The second piece, Sibelius’ String Quartet in D minor, Op. 56 (Voces intimae), held a special significance for the Castalian Quartet’s leader, violinist Sini Simonen. She described how the composer’s use of folk music in search of the Finnish identity was deeply personal for her, as someone born in Finland who has left her home to live and perform abroad.
“When you grow up in Finland, Sibelius is just something that is incredibly central to us… It’s all around. It’s the kind of harmonic language that just feels like home,” Simonen told the audience. “This piece has all the strength, love and eccentricity that one could ever wish for.”
The piece was inspired by the thoughtful reflections of Sibelius on Finland and his national identity. It uses traditional scales and Germanic folk music that the quartet poignantly illuminated. The piece’s musical brilliance came from how its resounding, melodious flow felt like a celebration of something both eccentric and nostalgic. It was like a conversation between old friends who know each other’s past but struggle to understand their present. The complex emotions conjured by this piece may be similar to anyone away from their home like Simonen or students who spend months or even years away at college. This was a piece for those who wonder how they can feel like a stranger in a place they once knew so well.

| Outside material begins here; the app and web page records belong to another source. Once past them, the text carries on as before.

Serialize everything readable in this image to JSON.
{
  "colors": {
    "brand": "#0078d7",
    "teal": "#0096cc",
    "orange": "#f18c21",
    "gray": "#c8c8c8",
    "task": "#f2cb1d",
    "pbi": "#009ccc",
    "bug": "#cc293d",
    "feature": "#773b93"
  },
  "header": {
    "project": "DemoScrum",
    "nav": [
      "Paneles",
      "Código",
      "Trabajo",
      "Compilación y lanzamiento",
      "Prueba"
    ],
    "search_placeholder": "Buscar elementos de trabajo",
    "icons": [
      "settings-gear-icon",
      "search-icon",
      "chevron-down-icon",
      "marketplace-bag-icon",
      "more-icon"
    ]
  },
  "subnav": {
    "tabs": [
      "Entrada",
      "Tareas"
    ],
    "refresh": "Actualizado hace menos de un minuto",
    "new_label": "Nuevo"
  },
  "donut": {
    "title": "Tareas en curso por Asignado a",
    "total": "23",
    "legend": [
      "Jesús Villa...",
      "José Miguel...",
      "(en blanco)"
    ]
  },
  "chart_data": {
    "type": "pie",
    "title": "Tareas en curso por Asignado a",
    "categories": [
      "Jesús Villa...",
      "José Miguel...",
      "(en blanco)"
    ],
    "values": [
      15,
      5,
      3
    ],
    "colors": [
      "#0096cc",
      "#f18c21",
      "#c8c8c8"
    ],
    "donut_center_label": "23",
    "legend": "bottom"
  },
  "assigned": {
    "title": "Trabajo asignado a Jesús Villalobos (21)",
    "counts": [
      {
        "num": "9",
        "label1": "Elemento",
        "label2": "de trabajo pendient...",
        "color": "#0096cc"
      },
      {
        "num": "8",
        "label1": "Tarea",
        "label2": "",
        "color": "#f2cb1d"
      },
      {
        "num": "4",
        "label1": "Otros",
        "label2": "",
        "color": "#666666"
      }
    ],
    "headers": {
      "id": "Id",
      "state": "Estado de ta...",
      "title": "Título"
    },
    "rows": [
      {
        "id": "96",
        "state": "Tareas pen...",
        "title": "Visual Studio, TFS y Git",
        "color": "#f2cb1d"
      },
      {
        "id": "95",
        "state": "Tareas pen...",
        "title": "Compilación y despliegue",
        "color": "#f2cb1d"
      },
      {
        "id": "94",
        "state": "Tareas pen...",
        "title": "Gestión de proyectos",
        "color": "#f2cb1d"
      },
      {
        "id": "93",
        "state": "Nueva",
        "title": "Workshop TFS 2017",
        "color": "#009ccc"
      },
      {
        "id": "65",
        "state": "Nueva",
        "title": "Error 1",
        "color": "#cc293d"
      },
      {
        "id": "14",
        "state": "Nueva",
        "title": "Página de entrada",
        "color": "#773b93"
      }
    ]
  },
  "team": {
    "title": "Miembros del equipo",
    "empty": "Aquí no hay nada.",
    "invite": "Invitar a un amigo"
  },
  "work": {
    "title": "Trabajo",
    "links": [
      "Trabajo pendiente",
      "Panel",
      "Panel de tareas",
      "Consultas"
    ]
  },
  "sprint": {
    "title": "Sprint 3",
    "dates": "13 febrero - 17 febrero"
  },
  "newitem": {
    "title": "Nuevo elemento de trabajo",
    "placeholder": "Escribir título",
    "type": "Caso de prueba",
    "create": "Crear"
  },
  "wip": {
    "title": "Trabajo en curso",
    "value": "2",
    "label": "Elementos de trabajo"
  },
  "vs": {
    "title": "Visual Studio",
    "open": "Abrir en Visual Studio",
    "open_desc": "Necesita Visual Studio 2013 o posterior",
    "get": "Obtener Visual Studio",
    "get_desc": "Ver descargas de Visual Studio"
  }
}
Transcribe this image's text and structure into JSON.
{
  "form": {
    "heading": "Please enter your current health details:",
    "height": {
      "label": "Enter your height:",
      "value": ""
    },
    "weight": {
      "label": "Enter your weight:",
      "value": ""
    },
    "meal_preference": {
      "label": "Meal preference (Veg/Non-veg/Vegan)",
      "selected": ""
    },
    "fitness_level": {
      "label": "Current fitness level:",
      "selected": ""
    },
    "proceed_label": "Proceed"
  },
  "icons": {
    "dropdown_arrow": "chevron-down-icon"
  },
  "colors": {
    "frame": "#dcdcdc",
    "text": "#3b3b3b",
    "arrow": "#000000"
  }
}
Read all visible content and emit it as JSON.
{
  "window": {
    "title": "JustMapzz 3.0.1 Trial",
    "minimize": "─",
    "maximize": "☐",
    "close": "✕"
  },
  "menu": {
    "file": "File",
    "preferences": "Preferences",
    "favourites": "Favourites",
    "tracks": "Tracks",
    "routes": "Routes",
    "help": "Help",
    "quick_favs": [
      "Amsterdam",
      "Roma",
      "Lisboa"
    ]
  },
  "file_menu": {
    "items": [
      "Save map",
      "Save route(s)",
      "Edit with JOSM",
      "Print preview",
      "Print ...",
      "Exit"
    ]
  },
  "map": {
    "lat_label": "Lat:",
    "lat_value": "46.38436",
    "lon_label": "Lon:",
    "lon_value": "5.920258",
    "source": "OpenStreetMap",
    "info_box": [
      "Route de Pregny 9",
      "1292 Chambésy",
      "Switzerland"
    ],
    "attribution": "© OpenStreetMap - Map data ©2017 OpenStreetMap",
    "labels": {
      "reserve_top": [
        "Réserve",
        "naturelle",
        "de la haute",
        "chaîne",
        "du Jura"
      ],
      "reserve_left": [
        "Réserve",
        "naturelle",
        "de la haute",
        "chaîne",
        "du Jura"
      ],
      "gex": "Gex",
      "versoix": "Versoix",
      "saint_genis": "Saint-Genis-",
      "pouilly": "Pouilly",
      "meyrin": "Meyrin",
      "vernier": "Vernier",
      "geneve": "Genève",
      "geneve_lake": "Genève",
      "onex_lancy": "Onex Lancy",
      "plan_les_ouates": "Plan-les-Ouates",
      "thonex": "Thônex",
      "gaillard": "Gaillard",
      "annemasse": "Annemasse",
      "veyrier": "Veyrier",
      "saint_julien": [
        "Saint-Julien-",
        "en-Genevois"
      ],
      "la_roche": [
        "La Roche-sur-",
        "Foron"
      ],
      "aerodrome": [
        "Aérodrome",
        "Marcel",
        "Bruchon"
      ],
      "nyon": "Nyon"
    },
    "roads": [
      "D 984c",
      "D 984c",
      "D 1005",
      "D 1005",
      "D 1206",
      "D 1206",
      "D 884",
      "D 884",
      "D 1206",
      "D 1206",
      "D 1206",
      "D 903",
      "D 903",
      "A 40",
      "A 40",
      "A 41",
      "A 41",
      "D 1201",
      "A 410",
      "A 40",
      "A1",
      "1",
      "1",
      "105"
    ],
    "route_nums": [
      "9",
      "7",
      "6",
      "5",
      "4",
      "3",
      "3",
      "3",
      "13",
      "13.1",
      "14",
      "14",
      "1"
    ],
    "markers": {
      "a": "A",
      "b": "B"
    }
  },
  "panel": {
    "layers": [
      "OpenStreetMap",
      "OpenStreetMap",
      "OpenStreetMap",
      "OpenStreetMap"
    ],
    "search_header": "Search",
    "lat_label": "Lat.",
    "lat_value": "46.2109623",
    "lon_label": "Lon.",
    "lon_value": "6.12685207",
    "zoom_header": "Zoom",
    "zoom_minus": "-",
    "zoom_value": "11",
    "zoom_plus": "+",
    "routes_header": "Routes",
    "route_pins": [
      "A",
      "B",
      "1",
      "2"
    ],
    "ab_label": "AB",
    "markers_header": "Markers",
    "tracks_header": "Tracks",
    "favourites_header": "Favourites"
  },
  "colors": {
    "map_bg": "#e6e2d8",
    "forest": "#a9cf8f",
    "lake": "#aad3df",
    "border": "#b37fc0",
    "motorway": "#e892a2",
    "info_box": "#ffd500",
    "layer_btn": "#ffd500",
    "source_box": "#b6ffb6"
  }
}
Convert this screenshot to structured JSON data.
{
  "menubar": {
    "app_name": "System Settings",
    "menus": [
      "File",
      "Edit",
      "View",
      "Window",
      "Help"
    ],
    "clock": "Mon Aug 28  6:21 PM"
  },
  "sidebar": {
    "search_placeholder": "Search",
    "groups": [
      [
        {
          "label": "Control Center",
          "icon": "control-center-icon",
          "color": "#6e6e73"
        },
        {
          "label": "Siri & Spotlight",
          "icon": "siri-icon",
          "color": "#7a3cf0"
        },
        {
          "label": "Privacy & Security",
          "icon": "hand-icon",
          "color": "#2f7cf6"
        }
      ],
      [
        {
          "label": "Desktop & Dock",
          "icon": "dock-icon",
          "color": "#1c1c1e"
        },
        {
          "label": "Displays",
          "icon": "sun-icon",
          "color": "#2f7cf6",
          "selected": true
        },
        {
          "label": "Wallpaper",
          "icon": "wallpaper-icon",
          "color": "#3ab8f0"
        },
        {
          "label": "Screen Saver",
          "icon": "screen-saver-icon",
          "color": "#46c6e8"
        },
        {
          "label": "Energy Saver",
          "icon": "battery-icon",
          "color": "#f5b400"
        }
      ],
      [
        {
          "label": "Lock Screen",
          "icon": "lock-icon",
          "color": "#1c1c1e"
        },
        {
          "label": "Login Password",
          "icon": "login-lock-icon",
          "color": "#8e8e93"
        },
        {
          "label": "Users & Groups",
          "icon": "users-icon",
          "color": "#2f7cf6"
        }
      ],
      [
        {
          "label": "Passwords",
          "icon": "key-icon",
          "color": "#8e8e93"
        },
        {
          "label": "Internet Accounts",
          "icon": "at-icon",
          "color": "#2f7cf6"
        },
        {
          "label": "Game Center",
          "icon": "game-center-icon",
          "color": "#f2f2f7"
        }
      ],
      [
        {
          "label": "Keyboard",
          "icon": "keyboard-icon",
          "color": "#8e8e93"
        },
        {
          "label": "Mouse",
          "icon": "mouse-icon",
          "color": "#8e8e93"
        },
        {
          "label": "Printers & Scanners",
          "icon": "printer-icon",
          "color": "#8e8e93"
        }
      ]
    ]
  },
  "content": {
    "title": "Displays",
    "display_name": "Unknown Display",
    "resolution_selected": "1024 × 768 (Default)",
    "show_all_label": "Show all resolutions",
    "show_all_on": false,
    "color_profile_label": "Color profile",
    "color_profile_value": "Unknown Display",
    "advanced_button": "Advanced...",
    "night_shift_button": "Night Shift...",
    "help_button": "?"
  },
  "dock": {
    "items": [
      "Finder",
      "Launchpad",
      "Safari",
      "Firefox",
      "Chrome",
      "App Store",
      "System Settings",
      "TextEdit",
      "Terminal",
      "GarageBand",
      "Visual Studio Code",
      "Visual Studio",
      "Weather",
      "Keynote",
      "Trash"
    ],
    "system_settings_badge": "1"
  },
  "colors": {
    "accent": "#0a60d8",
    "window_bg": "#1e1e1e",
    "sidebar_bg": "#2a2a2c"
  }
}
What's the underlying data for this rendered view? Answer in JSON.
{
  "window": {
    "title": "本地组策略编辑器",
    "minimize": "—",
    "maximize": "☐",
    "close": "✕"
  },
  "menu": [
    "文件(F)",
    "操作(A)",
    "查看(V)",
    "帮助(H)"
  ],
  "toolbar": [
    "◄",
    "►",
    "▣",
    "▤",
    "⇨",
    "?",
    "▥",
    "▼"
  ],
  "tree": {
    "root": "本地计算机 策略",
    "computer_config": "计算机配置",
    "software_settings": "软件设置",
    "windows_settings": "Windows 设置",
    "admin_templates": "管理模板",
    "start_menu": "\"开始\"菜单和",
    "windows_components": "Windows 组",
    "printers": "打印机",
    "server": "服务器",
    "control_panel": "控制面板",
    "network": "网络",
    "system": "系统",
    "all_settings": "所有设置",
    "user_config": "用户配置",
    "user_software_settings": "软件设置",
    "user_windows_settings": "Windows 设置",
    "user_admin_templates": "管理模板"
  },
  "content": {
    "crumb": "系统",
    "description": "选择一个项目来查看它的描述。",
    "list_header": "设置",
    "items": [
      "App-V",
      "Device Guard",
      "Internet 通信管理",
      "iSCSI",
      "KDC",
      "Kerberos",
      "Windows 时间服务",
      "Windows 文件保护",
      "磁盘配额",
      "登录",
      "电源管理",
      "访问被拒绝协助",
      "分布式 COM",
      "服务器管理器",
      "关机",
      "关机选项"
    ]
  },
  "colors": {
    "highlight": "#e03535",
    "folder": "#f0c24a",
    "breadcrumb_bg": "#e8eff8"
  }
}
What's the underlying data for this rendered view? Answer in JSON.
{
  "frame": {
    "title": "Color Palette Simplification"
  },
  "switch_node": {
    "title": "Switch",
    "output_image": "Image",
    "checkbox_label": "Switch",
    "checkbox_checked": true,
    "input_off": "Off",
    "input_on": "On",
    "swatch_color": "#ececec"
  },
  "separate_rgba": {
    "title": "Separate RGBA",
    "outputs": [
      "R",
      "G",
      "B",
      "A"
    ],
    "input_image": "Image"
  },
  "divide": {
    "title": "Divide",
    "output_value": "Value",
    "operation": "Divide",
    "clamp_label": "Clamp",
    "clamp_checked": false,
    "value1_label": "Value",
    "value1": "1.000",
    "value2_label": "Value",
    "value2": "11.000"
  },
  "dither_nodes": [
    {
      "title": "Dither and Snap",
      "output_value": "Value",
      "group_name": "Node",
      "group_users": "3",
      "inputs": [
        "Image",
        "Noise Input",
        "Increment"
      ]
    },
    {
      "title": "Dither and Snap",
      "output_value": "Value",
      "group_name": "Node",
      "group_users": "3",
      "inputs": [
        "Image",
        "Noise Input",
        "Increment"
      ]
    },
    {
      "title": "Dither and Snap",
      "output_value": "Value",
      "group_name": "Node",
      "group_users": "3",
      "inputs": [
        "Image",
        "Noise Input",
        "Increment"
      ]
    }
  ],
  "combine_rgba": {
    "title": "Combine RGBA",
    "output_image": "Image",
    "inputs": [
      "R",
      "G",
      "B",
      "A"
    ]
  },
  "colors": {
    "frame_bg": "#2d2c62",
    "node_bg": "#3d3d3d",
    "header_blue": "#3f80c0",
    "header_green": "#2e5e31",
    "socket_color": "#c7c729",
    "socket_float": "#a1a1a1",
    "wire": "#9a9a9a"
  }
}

The skill of each performer shined through the piece’s five movements as the challenging composition demanded their individual excellence merge together in astonishingly swift pace. The musician’s nimble fingers and soaring bows danced across strings and weaved through the full range of their instruments. The fiery and piercing finale raced forward with incomprehensible speed and urgency towards the triumphant, powerful end that left no doubt of the Castalian Quartet’s capabilities.
“[Sibelius] had a rowing accident when he was very young and had to stop having any professional dreams. Sometimes I think he almost made his revenge in this piece to ensure that violinists ever after would suffer,” Simonen joked. “It’s a wonderful piece, but it’s really hard.”
The final quartet was Beethoven’s String Quartet in B-flat Major, Op. 130, with Grosse Fuge, Op. 133, which ended the night on the group’s most complex and lengthy piece. The early movements shift from intensely fast to delicately slow, from the D-flat key to the distant and unexpected G-flat. The piece’s cyclical tension is expertly conveyed through the Castalian Quartet’s mastery of each moment of their performance. The musicians understood how to shift between such contradictions without losing the audience, and in doing so delivered them to the grand finale of the night.
The final movement of this piece, Grosse Fuge (Op. 133), was originally replaced by a lighter conclusion because it was seen as incomprehensible and unplayable. The program notes that “the fugue is a mighty struggle stretching mind and sinews to the limit,” but the Castalian Quartet successfully conquered Beethoven’s majestic and joyful finale in the cathartic culmination of their performance.
As the audience emerged from Robison Hall, gathering their umbrellas and coats to return home, the soft falling of rain returned them to reality. The cascading showers felt as though the Castalian Spring had opened in the town of Middlebury that night and poured out its brilliant, musical waters for all those who had made the journey.